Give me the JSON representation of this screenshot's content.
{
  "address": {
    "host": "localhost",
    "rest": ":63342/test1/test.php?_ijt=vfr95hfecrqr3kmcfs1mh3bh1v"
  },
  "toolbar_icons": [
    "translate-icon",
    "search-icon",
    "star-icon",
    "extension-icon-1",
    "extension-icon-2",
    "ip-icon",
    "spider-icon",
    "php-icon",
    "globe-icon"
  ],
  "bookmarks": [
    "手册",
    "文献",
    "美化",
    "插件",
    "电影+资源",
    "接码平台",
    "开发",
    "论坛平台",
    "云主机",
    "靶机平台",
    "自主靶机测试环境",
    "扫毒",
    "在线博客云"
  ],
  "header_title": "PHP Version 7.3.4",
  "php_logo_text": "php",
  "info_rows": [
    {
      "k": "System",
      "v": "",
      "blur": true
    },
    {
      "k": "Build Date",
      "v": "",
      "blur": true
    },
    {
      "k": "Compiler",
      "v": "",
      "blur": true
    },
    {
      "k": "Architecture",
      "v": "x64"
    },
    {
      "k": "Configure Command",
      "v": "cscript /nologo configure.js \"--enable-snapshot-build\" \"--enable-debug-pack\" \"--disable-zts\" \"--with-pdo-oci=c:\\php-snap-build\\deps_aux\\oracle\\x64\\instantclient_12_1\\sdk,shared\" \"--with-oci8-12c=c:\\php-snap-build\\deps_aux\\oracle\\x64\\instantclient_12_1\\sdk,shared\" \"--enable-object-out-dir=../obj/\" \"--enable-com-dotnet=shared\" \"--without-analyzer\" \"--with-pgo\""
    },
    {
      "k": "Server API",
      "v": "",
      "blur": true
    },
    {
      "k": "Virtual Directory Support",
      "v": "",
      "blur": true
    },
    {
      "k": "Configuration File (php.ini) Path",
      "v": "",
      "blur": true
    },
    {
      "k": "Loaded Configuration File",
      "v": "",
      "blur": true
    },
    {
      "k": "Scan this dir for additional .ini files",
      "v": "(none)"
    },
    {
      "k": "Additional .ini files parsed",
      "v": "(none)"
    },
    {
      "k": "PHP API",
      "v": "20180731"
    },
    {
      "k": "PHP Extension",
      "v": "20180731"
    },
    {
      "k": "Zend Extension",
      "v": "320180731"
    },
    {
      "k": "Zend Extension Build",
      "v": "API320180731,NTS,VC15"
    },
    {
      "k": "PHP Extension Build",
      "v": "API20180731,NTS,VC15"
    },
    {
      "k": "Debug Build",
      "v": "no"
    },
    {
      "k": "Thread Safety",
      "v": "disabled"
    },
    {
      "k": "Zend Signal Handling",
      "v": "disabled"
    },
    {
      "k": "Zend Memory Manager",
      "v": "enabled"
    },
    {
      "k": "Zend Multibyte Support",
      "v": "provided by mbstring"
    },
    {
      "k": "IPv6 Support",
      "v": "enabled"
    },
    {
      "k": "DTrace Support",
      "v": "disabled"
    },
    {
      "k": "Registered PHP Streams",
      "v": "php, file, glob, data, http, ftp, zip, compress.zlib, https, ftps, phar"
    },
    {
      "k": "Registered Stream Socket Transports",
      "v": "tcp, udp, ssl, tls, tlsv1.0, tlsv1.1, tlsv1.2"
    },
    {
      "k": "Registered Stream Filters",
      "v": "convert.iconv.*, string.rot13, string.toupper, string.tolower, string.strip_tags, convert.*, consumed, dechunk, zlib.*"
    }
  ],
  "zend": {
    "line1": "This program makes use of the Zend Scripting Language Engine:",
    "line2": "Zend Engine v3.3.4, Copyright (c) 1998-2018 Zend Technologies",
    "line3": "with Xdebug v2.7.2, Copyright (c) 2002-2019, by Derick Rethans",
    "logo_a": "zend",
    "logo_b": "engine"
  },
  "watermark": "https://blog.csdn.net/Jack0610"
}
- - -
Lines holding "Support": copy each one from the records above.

_Exercise output_
      "k": "Virtual Directory Support",
      "k": "Zend Multibyte Support",
      "k": "IPv6 Support",
      "k": "DTrace Support",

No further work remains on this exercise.